New public art in Durham Road garden
We’ve installed some new public art inspired by the work of Nobel prize-winning scientist Sir Hans Krebs.
The spherical structures, designed by local artists David Appleyard and Owen Waterhouse, are a new addition to our landscaped garden on the corner of Durham road behind the Octagon Centre.
The Durham Road garden project was carried out to improve the space and make it welcoming and tranquil.
Made from timber, cast iron and carbon fibre developed at our University, the new artworks are designed to visually represent the nuclei of cells.
Sir Hans Krebs discovered the citric acid cycle, also known as the Krebs cycle, while working as an academic at the University of Sheffield between 1935 and 1954.

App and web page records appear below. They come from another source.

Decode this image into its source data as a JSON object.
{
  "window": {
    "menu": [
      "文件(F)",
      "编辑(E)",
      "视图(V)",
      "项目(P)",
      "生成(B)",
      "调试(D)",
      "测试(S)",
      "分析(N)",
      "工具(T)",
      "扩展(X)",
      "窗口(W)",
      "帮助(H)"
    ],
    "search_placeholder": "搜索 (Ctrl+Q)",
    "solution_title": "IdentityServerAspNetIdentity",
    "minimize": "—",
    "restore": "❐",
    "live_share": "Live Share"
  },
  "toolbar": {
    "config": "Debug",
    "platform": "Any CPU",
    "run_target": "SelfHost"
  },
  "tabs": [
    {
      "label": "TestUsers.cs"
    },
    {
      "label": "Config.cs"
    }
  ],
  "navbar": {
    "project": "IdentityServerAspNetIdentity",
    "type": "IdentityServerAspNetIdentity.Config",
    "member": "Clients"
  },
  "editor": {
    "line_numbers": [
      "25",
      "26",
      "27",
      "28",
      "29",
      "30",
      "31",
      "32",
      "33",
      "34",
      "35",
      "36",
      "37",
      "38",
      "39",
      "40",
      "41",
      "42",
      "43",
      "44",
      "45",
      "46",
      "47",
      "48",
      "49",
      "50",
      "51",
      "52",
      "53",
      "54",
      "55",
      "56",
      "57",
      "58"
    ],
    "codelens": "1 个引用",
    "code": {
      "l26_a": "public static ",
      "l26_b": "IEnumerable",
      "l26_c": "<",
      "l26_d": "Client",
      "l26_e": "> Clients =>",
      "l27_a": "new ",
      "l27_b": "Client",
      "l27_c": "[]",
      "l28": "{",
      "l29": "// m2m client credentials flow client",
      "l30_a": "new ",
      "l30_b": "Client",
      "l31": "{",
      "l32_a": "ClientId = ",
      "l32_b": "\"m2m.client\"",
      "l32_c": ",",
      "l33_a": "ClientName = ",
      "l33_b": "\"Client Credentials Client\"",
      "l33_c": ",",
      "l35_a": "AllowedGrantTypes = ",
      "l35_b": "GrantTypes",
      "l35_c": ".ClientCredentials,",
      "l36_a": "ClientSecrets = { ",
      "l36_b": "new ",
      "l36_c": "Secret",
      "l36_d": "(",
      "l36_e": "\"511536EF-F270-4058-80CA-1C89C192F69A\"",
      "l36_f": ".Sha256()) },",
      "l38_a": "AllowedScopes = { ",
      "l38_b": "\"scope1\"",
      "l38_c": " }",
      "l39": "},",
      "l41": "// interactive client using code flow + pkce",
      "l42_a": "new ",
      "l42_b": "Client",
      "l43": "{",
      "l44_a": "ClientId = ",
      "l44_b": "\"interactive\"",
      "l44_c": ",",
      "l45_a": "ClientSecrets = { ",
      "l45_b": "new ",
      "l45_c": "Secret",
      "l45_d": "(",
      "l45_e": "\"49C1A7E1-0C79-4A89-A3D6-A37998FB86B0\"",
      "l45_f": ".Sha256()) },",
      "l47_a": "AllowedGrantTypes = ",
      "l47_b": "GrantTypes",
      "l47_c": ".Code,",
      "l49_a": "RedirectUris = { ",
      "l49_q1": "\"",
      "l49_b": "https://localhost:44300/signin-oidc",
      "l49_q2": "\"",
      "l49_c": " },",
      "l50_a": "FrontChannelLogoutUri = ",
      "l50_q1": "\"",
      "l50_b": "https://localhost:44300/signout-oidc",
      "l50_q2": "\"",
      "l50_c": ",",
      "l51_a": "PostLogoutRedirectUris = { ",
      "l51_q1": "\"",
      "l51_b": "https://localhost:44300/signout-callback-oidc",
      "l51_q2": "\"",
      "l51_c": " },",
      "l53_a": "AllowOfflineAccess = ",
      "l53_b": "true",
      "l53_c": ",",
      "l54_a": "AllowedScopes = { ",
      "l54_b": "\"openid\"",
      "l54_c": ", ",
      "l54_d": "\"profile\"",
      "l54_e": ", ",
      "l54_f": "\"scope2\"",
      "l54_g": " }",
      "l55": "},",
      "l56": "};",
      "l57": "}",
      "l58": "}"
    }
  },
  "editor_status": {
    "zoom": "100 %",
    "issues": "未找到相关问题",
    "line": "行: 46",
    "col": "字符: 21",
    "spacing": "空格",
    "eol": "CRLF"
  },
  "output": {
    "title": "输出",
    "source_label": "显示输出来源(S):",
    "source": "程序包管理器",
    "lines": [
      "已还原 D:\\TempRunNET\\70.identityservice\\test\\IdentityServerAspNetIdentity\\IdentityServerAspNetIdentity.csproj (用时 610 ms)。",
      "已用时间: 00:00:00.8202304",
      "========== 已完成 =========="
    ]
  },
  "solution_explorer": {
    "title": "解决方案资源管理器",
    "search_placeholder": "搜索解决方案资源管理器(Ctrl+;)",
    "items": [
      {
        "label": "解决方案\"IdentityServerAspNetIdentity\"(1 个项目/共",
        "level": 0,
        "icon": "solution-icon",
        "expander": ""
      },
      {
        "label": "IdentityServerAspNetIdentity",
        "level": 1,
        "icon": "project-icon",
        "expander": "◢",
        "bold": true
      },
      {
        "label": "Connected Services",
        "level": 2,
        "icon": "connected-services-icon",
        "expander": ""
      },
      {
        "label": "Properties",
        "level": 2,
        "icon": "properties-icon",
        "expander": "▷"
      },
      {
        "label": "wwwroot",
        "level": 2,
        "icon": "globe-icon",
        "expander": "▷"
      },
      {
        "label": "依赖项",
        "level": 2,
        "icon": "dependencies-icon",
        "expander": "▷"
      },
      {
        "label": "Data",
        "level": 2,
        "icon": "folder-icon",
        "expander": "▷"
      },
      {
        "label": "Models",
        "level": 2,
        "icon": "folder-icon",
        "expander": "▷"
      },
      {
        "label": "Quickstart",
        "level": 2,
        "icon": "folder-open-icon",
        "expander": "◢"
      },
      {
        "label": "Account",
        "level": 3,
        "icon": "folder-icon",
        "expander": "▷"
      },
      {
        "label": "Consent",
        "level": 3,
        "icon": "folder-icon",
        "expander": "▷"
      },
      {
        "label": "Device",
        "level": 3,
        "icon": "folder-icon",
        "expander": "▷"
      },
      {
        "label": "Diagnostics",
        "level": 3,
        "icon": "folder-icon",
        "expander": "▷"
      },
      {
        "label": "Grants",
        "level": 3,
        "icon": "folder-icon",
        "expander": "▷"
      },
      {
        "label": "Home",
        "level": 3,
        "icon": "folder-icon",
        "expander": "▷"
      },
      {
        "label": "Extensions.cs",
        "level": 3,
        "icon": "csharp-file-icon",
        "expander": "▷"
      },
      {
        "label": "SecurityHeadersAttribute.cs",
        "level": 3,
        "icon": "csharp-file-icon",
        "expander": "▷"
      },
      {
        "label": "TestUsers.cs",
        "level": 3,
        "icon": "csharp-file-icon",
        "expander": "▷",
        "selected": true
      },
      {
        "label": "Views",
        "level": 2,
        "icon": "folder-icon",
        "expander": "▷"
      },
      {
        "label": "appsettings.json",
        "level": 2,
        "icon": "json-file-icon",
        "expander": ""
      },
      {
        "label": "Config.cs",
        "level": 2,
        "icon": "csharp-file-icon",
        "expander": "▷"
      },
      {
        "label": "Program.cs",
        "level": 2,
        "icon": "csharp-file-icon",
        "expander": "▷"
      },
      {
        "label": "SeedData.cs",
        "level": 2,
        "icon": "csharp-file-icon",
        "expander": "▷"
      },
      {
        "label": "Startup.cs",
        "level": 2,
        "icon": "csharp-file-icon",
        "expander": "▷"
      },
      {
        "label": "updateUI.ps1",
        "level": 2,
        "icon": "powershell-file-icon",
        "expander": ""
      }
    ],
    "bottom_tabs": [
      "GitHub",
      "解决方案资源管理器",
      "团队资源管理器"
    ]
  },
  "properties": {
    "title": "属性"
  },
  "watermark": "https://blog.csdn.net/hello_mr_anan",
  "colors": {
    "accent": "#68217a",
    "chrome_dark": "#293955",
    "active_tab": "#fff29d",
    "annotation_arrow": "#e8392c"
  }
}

His theory explains one of the most fundamental processes of life: the conversion of food into energy within a cell. The cycle is a series of reactions that occur when proteins, fats and carbohydrates are metabolised by enzymes to release energy.
The new artwork represents the bonding of elements such as carbon, oxygen and hydrogen within this cycle and the physical shape represents the nucleus found within all elements.
The process of making these structures involved the specialist skills of many individuals and companies across our city.
The timber sculpture was crafted by Finbarr Lucas with CNC profiling undertaken by Cutting Edge Woodwork. It comprises 85 individually laminated and profiled triangular Iroko sections bonded together.
The carbon fibre sculpture was created by research students at the Composite Systems Innovation Centre (Andrew Cartledge, Ying Lan And and Roderick Ramsdale-Capper) with the process overseen by Dr. Simon Hayes. A mould was machined by Special Engineering Solutions Ltd into which the carbon fibre was laid.
The cast iron sculpture was produced by Charles H.Coward, a family-run foundry.
About Sir Hans Krebs
Sir Hans Krebs was born in Hildesheim in northern Germany in 1900. He was Jewish and was forced to flee Germany in 1933 after being dismissed from his post at the University of Freiburg following Hitler’s rise to power. He came to England as a refugee and initially worked at the University of Cambridge before he took up a post at the University of Sheffield in 1935 where he worked for 19 years.